### Problem statement:
What you return must match the data below exactly, minus any pictures.

··········

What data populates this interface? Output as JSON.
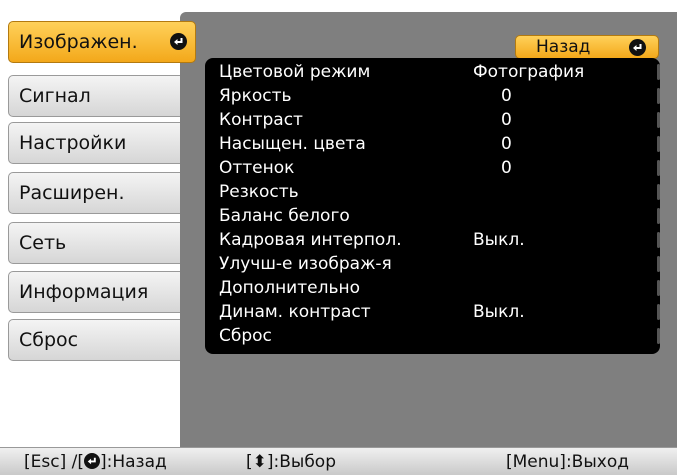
{
  "sidebar": {
    "items": [
      {
        "label": "Изображен."
      },
      {
        "label": "Сигнал"
      },
      {
        "label": "Настройки"
      },
      {
        "label": "Расширен."
      },
      {
        "label": "Сеть"
      },
      {
        "label": "Информация"
      },
      {
        "label": "Сброс"
      }
    ]
  },
  "back_button": {
    "label": "Назад"
  },
  "menu": {
    "rows": [
      {
        "label": "Цветовой режим",
        "value": "Фотография"
      },
      {
        "label": "Яркость",
        "value": "0"
      },
      {
        "label": "Контраст",
        "value": "0"
      },
      {
        "label": "Насыщен. цвета",
        "value": "0"
      },
      {
        "label": "Оттенок",
        "value": "0"
      },
      {
        "label": "Резкость",
        "value": ""
      },
      {
        "label": "Баланс белого",
        "value": ""
      },
      {
        "label": "Кадровая интерпол.",
        "value": "Выкл."
      },
      {
        "label": "Улучш-е изображ-я",
        "value": ""
      },
      {
        "label": "Дополнительно",
        "value": ""
      },
      {
        "label": "Динам. контраст",
        "value": "Выкл."
      },
      {
        "label": "Сброс",
        "value": ""
      }
    ]
  },
  "footer": {
    "back_prefix": "[Esc] /[",
    "back_suffix": "]:Назад",
    "select_hint": "[⬍]:Выбор",
    "exit_hint": "[Menu]:Выход"
  },
  "colors": {
    "accent": "#f3a81a",
    "panel": "#7f7f7f",
    "list_bg": "#000000"
  }
}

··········

### Solution to this task:
What data populates this interface? Output as JSON.
{
  "sidebar": {
    "items": [
      {
        "label": "Изображен."
      },
      {
        "label": "Сигнал"
      },
      {
        "label": "Настройки"
      },
      {
        "label": "Расширен."
      },
      {
        "label": "Сеть"
      },
      {
        "label": "Информация"
      },
      {
        "label": "Сброс"
      }
    ]
  },
  "back_button": {
    "label": "Назад"
  },
  "menu": {
    "rows": [
      {
        "label": "Цветовой режим",
        "value": "Фотография"
      },
      {
        "label": "Яркость",
        "value": "0"
      },
      {
        "label": "Контраст",
        "value": "0"
      },
      {
        "label": "Насыщен. цвета",
        "value": "0"
      },
      {
        "label": "Оттенок",
        "value": "0"
      },
      {
        "label": "Резкость",
        "value": ""
      },
      {
        "label": "Баланс белого",
        "value": ""
      },
      {
        "label": "Кадровая интерпол.",
        "value": "Выкл."
      },
      {
        "label": "Улучш-е изображ-я",
        "value": ""
      },
      {
        "label": "Дополнительно",
        "value": ""
      },
      {
        "label": "Динам. контраст",
        "value": "Выкл."
      },
      {
        "label": "Сброс",
        "value": ""
      }
    ]
  },
  "footer": {
    "back_prefix": "[Esc] /[",
    "back_suffix": "]:Назад",
    "select_hint": "[⬍]:Выбор",
    "exit_hint": "[Menu]:Выход"
  },
  "colors": {
    "accent": "#f3a81a",
    "panel": "#7f7f7f",
    "list_bg": "#000000"
  }
}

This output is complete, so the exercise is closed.